Alexander Lukashenko is the first and only president of the Republic of Belarus, having held that office since the nation became independent with the fall of the Soviet Union.
Sometimes described as the last dictator in Europe, Lukashenko is widely accused of rigging elections to keep himself in power.
It was one of these elections which led to the current crackdown on NGOs and dissenters within Belarus.
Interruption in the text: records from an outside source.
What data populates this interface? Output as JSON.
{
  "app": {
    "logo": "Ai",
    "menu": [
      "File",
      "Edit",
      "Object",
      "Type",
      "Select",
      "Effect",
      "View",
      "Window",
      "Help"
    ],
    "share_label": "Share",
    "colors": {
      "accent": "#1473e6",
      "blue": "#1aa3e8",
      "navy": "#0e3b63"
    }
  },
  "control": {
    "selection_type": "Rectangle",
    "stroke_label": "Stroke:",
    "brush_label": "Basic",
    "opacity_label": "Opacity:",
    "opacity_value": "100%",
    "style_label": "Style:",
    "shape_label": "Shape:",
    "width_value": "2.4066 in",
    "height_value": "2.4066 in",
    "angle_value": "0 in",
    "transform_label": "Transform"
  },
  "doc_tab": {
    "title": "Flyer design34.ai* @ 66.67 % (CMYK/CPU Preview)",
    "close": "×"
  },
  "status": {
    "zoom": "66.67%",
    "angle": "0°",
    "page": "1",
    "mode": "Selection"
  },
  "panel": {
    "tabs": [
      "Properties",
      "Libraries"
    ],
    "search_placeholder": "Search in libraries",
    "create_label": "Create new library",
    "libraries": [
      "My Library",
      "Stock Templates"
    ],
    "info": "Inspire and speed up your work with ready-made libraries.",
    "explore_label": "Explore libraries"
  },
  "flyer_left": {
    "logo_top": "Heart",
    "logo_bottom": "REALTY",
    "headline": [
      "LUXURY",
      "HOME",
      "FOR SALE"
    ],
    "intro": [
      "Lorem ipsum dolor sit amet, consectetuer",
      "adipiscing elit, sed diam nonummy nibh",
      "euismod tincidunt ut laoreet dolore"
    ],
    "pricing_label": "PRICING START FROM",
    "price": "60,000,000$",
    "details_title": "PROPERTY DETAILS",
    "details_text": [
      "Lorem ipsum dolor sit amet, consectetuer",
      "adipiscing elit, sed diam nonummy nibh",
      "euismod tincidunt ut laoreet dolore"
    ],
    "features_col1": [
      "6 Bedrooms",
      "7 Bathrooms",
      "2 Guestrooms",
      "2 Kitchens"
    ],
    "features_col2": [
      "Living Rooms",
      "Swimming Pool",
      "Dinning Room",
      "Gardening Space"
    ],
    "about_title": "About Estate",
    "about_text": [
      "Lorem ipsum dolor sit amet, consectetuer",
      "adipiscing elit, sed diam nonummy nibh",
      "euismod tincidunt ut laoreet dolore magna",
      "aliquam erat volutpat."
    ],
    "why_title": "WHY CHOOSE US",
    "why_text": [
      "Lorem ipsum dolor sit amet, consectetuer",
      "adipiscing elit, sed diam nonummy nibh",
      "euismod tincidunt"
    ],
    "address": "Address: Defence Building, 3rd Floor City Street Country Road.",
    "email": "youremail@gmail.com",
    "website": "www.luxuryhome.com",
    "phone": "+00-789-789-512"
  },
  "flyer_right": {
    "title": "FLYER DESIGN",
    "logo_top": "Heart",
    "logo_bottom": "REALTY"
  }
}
The 2020 presidential election resulted in an easy victory for Lukashenko.
Accusations of election rigging immediately resurfaced, leading to widespread street protests against the president which received significant international support and attention.
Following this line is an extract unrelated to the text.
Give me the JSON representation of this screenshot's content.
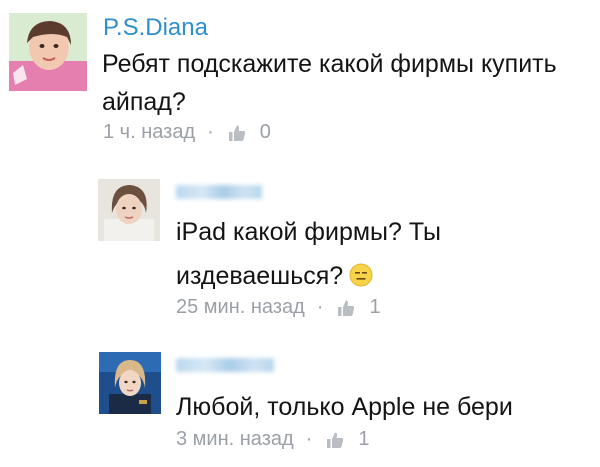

The Belarusian government attacked the protests as foreign interference and claimed that they were being staged in part by NATO.
A number of countries, including the United States, have refused to recognize Lukashenko as the victor in the election and have applied sanctions his regime.
The targeted NGOs are devoted to a variety of causes, including organizations dedicated to women’s and disabled rights, which are not explicitly political.
The Lukashenko government is accusing the dozens of NGOs of engaging in activities which are “different” from what their charters specify as their purposes.
The government has arrested thousands of people in the nationwide crackdown and Lukashenko has shown that he is not afraid to risk an international backlash with his aggressive tactics.
An opposition journalist was arrested in May after his flight was forcibly diverted to Minsk, where Belarusian authorities boarded the plane.
A Belarusian sprinter narrowly escaped being forcibly taken back to Belarus from Tokyo after criticizing coaches at the Olympics. Poland has now granted her asylum.
The campaign against the NGOs is being described by the Lukashenko government as “clean-up” of “bandits and foreign agents.”